## EXERCISE AIM
Please look for the string "true" below and report every line in which it occurs.

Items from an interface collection

»»

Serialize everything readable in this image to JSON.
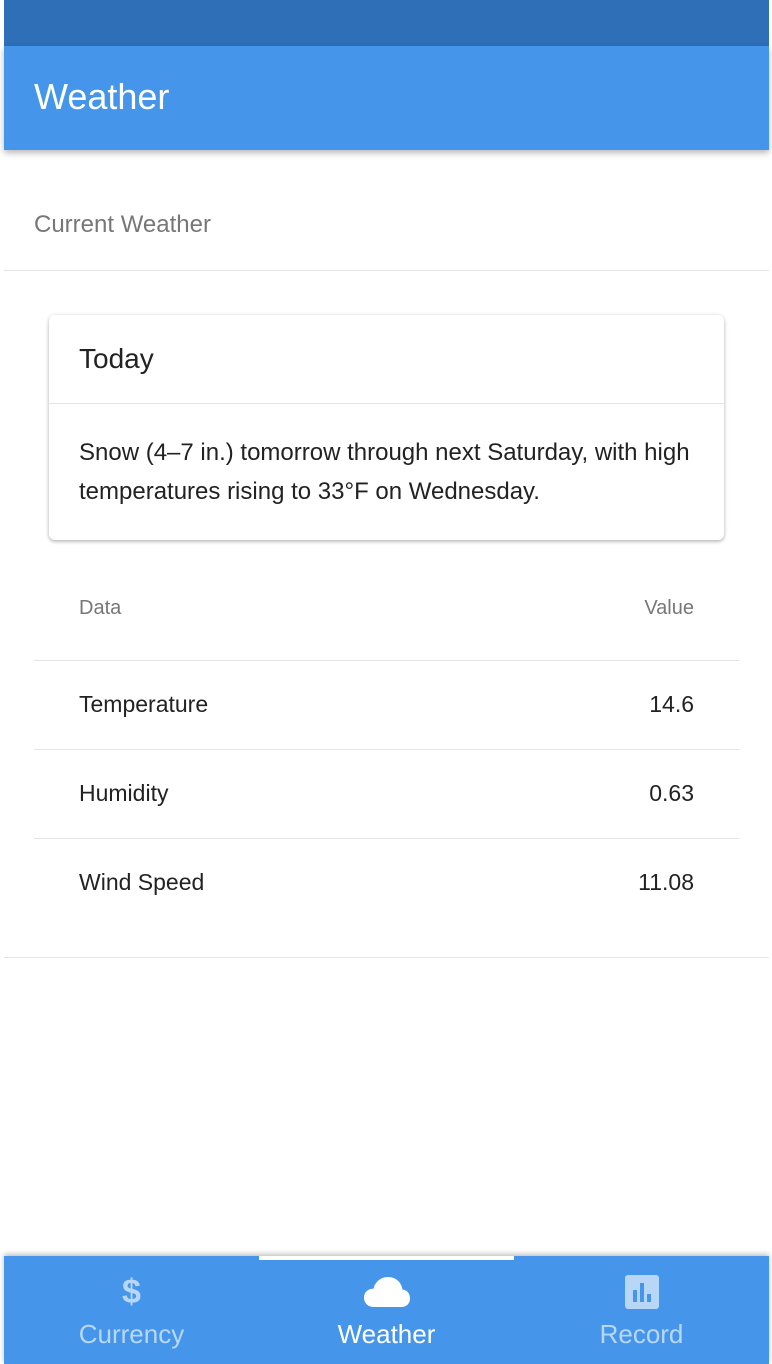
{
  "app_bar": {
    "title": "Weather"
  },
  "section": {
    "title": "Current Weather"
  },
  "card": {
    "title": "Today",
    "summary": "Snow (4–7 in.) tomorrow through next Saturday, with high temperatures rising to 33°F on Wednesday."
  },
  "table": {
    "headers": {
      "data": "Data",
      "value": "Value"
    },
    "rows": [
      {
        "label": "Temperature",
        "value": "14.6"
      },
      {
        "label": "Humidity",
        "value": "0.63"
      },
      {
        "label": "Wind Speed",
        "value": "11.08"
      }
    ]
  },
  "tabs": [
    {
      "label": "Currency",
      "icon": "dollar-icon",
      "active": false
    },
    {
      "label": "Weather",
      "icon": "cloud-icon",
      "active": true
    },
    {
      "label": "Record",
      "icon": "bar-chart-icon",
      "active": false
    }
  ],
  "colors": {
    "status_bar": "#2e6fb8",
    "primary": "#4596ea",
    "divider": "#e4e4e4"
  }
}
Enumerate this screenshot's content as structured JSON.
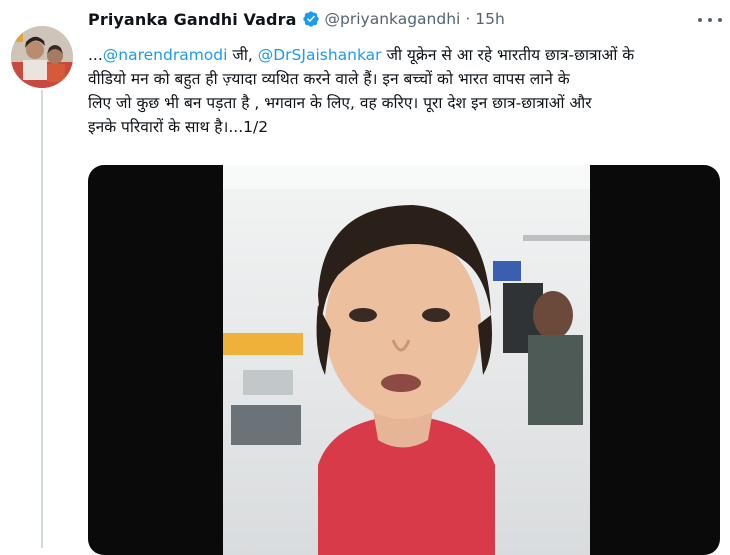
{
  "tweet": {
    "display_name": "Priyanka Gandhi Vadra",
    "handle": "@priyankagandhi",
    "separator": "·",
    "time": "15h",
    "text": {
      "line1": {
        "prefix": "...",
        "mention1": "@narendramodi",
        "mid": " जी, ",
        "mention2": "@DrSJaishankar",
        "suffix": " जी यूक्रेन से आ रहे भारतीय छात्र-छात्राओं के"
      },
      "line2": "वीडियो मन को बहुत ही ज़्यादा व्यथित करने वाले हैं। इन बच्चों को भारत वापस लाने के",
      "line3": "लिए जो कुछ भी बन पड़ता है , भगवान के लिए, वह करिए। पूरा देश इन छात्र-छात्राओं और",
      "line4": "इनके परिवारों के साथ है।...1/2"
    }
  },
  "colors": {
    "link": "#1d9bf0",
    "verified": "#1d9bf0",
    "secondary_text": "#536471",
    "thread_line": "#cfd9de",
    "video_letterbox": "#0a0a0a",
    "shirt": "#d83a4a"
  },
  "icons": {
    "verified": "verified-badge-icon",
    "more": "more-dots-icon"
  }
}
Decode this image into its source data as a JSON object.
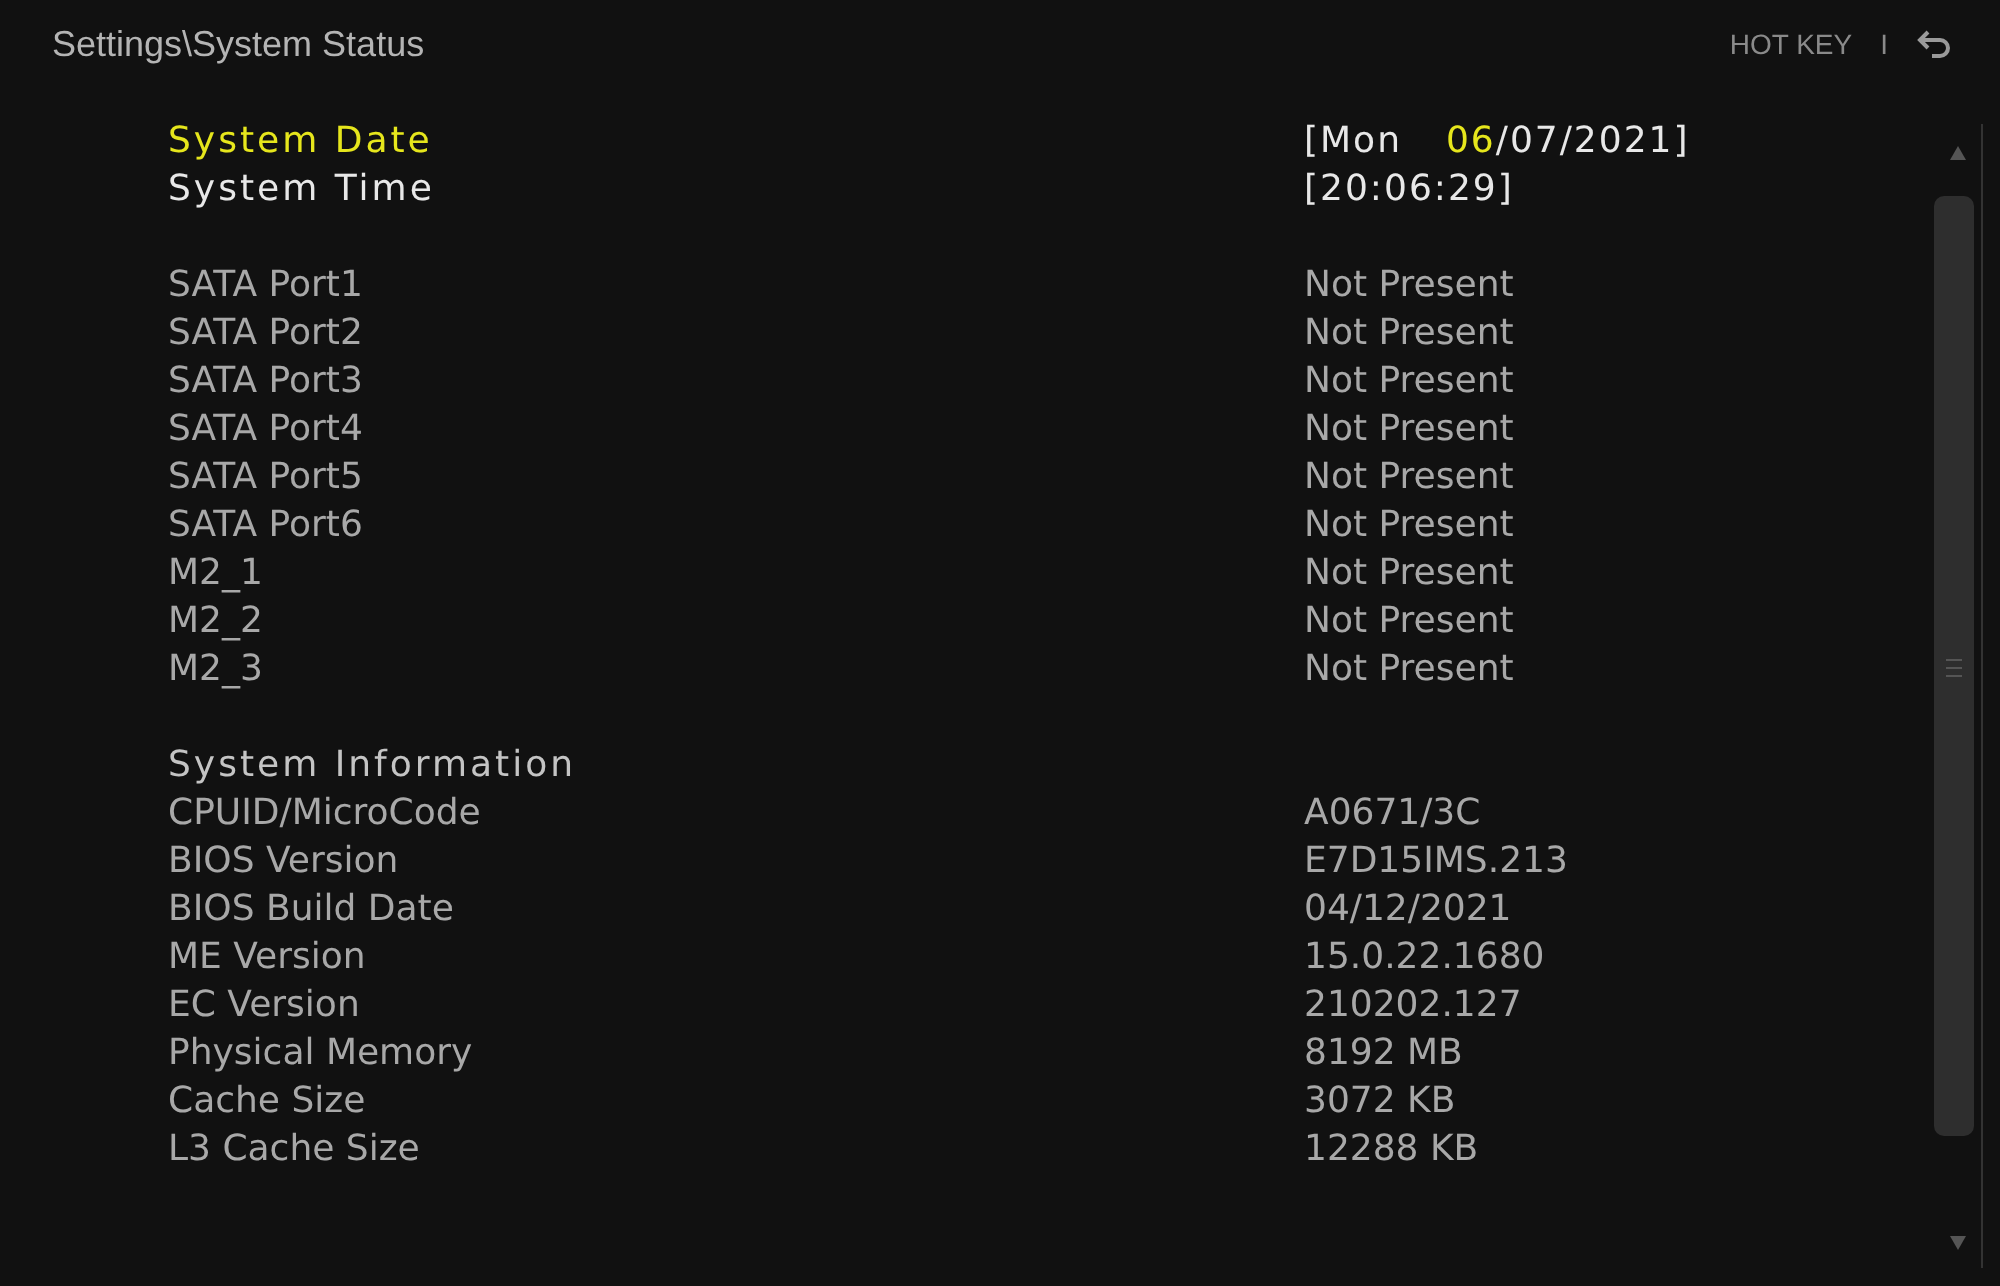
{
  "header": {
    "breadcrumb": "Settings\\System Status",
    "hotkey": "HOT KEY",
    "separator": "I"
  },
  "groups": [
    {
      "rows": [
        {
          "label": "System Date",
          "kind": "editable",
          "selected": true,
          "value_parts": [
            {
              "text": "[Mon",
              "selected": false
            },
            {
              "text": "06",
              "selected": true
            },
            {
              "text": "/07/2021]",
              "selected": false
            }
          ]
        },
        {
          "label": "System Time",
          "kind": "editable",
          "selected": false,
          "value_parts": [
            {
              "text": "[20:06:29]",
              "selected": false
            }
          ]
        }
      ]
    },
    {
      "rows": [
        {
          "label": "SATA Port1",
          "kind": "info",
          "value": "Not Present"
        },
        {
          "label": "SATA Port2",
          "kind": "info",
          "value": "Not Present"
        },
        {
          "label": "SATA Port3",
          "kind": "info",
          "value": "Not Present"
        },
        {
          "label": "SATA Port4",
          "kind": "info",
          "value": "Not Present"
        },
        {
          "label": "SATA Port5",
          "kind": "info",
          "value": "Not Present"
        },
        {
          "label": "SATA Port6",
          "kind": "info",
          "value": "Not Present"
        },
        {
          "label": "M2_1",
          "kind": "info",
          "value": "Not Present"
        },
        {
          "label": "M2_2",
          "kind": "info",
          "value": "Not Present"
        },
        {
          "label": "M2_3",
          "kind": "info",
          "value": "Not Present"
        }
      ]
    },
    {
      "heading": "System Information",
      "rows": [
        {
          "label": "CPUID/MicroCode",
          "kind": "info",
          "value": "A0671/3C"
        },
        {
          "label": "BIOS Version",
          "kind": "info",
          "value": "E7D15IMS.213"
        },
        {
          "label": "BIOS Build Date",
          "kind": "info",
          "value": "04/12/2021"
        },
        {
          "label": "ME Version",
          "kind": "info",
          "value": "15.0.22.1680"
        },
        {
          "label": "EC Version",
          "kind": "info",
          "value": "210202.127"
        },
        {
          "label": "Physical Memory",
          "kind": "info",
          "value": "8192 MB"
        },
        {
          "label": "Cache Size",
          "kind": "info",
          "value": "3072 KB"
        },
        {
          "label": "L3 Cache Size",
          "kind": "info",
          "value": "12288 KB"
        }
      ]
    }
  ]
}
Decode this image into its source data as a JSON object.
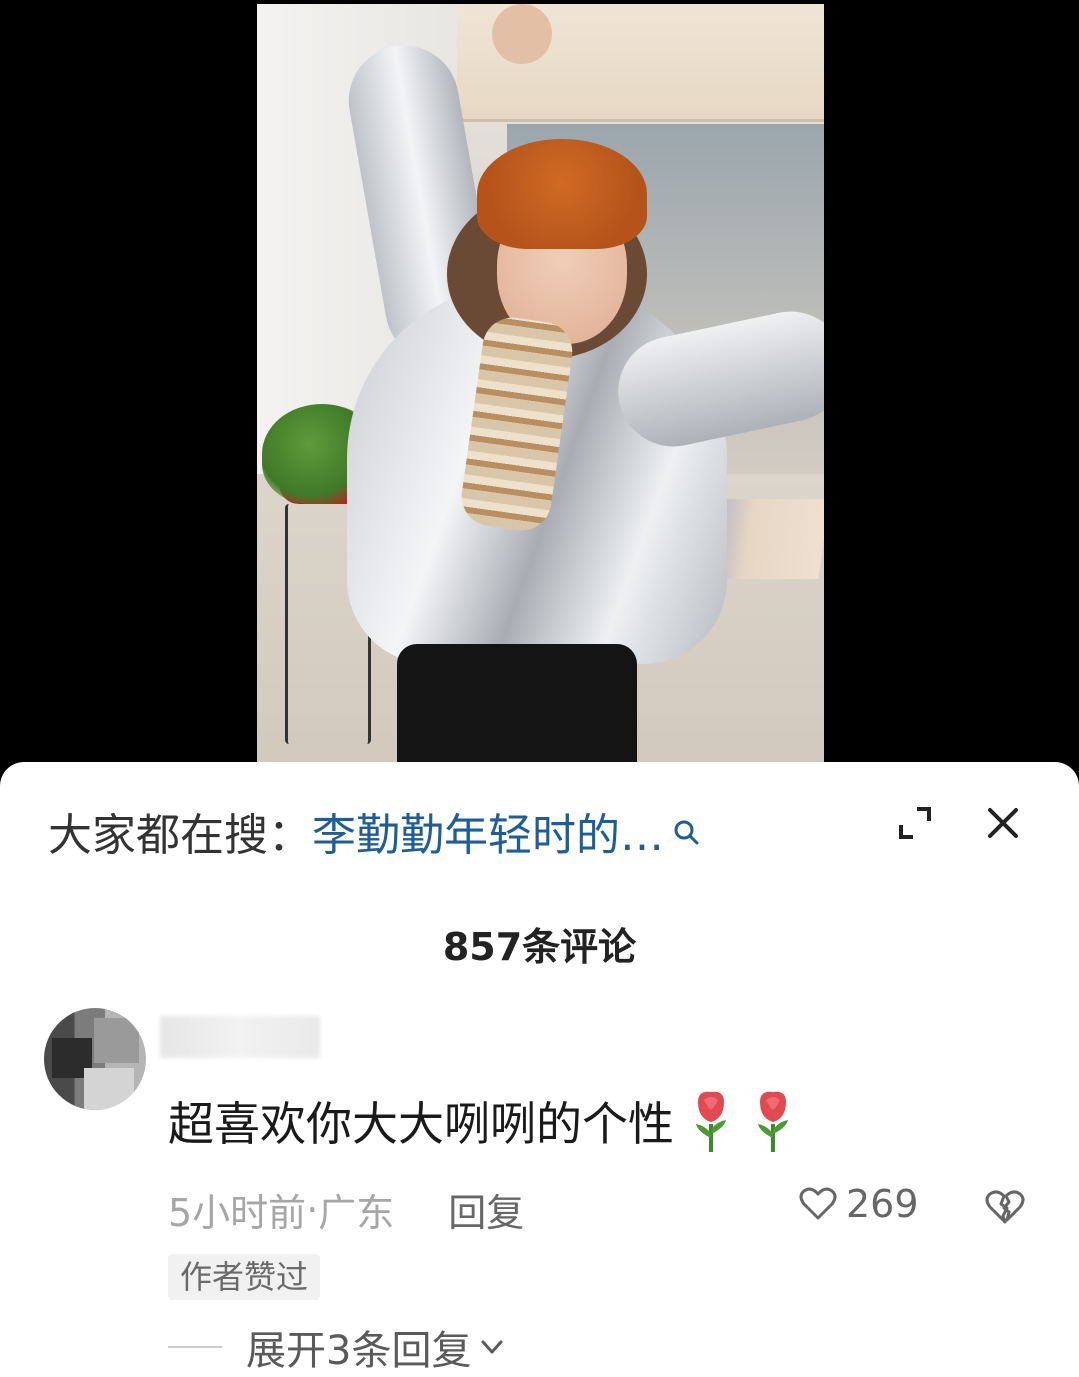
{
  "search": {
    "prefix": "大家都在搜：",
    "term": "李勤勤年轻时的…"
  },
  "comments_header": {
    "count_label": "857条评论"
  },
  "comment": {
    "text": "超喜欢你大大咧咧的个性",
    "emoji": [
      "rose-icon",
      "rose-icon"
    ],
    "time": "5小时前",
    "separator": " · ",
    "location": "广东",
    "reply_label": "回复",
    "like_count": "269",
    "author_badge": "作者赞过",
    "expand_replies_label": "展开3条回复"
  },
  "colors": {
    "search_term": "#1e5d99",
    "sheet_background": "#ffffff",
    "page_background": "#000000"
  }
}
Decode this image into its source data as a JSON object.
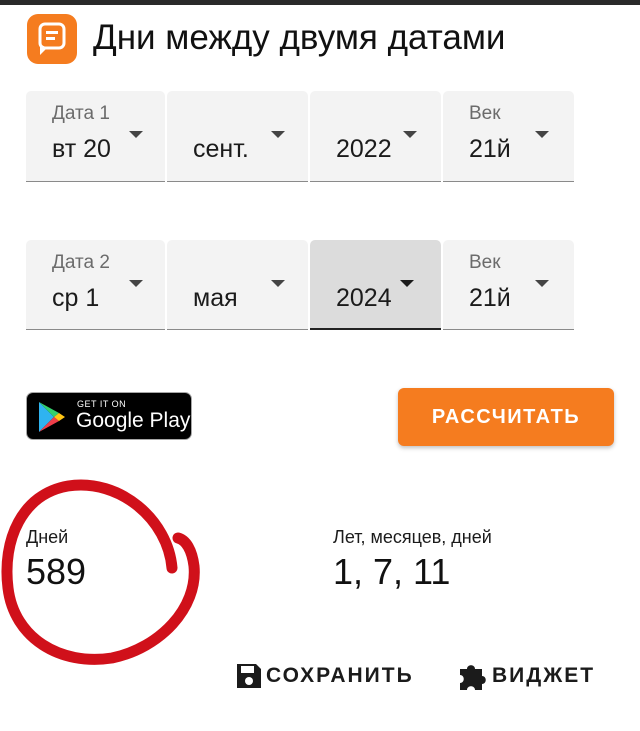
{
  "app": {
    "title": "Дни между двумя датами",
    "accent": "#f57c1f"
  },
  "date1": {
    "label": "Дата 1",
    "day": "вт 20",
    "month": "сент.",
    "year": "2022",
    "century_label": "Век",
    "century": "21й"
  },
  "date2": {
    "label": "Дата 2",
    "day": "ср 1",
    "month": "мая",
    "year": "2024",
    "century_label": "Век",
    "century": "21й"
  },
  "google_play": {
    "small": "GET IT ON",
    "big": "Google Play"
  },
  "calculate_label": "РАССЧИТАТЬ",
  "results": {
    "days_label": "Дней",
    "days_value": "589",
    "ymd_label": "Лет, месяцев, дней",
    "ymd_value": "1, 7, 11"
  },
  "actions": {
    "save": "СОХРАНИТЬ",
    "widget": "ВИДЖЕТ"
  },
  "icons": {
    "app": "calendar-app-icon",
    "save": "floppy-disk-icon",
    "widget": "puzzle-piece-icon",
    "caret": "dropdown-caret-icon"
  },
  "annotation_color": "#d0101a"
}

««

## SOLVED PROBLEM
      "active": true
          "selected": true,
              "selected": true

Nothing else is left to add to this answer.